Phen has been integrated and educated on security application monitoring. Phen makes running system scans more efficient and reduces “runaway” security processing.
Phen has a variety of methods both taught and learned. This self-gained knowledge is used to make the system security processing more efficient, avoid extensive, unnecessary network noise, and minimize the effects on a system’s mission. Phen is structured to eliminate CanSecure from inadvertently creating a DDoS scenario.
Mission First is one of the primary factors in driving Phen’s choices about the security profile configuration for any given system.
One of the first and only things Phen is told when CanSecure has been installed is what networks Phen should care about. These networks are entered in by an IP address or CIDR address.
Any number of combinations can be added.
Phen then uses targeted address space to actively monitor and gather what systems have been added, removed, or changed within the area of concern. When paired with NeTERS, Phen utilizes the passive monitoring strengths of NeTERS to detect these same changes in real-time.
When detecting a new system, Phen investigates and discovers what applications are in use. Normal default scanning processes that Pen Testers use involves scanning nearly 65,000 UDP and 65,000 TCP ports. Phen identifies and targets only the average 8-12 services in use.
Simply put, Phen reduces the target ports from nearly 120,000 to around 10, resulting in significantly reduced network traffic.
- Imagine the incredible efficiency of network traffic gained in a network of 10,000 systems, especially considering these scans are run on a regular basis in a well-protected environment.

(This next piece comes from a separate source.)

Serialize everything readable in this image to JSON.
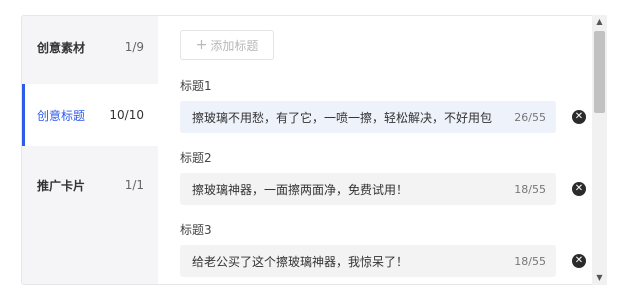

Phen is managing the removal of devices/ports in the environment. This helps Phen to stop or pause various systems or services within a given system at any given time.
Phen uses history while being able to log into and investigate the state of a system. Phen uses his knowledge of Power Shell, Bash, and even Cisco IOS or Nexus to develop an understanding of any changes – when these changes happened and why these changes happened. Phen uses all of this information to make accurate choices about the scanning configuration of that particular system.
As the security processes are run over time, Phen gains an understanding of how long processing takes on a specific system and how long processing takes on similar systems. In defining a runaway process, Phen develops, writes, and utilizes complex mathematical computations. Phen leverages advanced calculus to create formulas to limit a running security process.
On a given system, Phen considers both external and internal security additions. During the security analysis, Phen tracks the resources in use and can throttle the tests to provide a least-impact effect on target systems. This again maximizes mission.
To summarize, Phen does the following:
- Active and Passive monitoring to detect computer and application additions, removals, or changes.
- Manage the Time-To-Scan and ensure a scan does not run away on a target and effect mission.
- Derive when a system is the least busy and target scans for this opportune window. This is done to minimize any possible effects on running missions.
- Throttle the speed and depth of the scan (internal and external) based on system impact.
The complexity of managing individual systems and developing an intimate understanding of each system does not allow for a programmatic solution. There is simply too much knowledge comprehension required to make the changes and decisions needed in large environments.
This is what gives Phen the edge above and beyond a typical programming solution. Humans have too much tedious data and other responsibilities to effectively manage these large environments. New services are undetected for far too long by current administrators.